Surely the priority should be news content. To those who argue that any business must invest wisely before funding more journalists and resources, Fairfax consistently refuses to utilise such logic. With the introduction of the Sydney Magazine and Melbourne magazine, both huge money earners, long-term investment into serious journalism is never the priority. The powers-that-be at Fairfax no longer sees themselves as a news organisation, but more akin to a sinking ship. "Lifestyle" writing is the new journalism and the purchase of RSVP will contribute nothing to Fairfax's worsening reputation as a purveyor of middle of the road newspapers with little edge, bite, originality or provocative columnists.
They're become the Dido of the newspaper world. And that's not pretty, though at least somebody still has the integrity to print a piece such as this.
UPDATE: The front page of the Sydney Morning Herald online currently features this as its main article: a pregnant Britney Spears attends a movie premiere. Breaking news, indeed.
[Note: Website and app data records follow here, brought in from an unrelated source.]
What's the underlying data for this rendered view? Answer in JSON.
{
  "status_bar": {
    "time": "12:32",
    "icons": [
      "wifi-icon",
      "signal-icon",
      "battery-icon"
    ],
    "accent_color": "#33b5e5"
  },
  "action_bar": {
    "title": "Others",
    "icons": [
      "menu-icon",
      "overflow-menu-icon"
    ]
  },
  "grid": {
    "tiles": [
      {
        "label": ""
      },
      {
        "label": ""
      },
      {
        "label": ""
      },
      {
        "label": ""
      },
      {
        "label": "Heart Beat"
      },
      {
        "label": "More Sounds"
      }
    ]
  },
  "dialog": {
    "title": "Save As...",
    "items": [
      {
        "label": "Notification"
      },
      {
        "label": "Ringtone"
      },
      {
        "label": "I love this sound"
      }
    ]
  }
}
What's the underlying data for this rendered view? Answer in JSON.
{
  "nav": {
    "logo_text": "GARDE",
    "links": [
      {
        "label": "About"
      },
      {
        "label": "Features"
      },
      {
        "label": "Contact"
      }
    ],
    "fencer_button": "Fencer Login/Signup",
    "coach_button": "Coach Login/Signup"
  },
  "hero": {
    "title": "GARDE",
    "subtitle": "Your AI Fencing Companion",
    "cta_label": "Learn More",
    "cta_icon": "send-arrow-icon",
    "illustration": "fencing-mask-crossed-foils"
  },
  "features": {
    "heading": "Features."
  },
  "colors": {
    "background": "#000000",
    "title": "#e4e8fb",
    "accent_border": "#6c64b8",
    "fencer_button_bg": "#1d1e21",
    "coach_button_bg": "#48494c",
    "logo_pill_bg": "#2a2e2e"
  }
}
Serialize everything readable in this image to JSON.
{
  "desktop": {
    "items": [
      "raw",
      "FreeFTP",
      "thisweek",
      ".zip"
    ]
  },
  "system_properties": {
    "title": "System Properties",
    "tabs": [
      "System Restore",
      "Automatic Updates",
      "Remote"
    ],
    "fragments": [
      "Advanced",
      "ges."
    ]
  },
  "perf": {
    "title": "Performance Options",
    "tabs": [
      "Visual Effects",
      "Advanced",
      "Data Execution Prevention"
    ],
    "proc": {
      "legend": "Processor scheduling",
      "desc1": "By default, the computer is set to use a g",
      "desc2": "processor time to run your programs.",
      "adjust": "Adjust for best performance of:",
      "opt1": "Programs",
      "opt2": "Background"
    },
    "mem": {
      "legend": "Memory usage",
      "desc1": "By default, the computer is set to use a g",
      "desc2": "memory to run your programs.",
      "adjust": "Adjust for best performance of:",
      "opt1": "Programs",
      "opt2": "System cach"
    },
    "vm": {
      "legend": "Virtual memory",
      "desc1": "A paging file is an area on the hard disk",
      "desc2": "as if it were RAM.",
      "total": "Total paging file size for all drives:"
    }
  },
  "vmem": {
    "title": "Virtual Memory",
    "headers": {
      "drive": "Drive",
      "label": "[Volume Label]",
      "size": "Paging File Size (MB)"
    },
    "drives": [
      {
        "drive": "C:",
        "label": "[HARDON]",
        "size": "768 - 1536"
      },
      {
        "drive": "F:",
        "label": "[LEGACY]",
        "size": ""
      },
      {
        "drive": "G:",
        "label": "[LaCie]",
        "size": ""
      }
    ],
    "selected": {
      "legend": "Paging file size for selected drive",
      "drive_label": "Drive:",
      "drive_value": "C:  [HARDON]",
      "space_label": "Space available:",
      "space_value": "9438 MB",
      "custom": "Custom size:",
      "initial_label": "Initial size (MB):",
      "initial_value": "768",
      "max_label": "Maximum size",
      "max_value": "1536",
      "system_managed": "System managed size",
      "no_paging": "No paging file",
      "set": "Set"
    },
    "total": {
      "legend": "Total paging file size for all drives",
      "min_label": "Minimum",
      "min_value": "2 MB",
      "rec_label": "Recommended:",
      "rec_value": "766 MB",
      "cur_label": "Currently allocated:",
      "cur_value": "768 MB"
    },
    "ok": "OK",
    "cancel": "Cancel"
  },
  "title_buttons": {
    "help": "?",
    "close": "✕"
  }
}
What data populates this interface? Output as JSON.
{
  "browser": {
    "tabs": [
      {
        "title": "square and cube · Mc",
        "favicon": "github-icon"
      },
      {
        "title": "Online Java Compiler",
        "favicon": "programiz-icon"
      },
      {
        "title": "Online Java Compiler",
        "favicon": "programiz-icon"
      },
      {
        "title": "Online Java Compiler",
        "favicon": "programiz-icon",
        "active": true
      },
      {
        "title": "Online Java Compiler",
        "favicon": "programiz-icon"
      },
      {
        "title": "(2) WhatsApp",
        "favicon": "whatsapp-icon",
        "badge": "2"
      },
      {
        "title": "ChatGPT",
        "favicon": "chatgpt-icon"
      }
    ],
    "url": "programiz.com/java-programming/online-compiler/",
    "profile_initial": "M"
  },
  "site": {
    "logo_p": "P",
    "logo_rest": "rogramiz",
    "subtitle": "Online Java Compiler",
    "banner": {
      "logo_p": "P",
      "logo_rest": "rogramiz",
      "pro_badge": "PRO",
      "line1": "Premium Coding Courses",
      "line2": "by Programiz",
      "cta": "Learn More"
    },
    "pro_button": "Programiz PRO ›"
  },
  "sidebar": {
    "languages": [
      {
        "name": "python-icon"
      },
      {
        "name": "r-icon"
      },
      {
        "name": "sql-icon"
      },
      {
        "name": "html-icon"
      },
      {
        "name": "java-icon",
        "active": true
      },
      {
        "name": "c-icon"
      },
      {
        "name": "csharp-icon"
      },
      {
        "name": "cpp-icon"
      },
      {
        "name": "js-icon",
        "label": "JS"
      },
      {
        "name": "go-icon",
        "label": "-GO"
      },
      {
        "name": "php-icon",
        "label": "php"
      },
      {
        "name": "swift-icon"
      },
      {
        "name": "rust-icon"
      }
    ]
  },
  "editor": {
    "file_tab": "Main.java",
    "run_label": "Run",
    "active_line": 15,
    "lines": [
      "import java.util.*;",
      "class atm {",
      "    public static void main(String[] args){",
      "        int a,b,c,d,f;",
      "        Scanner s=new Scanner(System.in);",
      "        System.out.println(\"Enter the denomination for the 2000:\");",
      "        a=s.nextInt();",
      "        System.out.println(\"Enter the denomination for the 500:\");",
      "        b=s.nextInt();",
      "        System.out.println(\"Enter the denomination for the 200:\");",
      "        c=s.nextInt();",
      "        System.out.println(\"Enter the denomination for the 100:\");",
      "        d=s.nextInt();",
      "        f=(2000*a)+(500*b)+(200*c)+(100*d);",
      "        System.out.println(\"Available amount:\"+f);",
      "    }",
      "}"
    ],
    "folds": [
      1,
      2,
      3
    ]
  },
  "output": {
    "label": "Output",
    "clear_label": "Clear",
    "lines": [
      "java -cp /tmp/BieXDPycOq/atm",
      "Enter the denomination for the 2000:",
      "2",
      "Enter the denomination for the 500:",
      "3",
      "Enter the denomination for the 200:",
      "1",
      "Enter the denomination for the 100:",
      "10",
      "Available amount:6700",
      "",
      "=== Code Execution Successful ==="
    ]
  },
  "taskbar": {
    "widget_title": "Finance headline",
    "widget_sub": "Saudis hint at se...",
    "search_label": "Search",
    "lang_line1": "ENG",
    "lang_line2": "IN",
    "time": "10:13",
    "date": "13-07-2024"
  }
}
UPDATE 2: Crikey says it best: "Now we know the secret weapon in the Fairfax corporate strategy. So how long will it be before we can expect Alan Ramsey columns on "Relationships in Hothouse Canberra," Ross Gittins analysis of "The Real Cost of Saying Goodbye," or Paul Sheehan on "The Dating Secrets of Crazed Terrorist Lefties." Is this what a once-great newspaper publisher in Australia has come to?"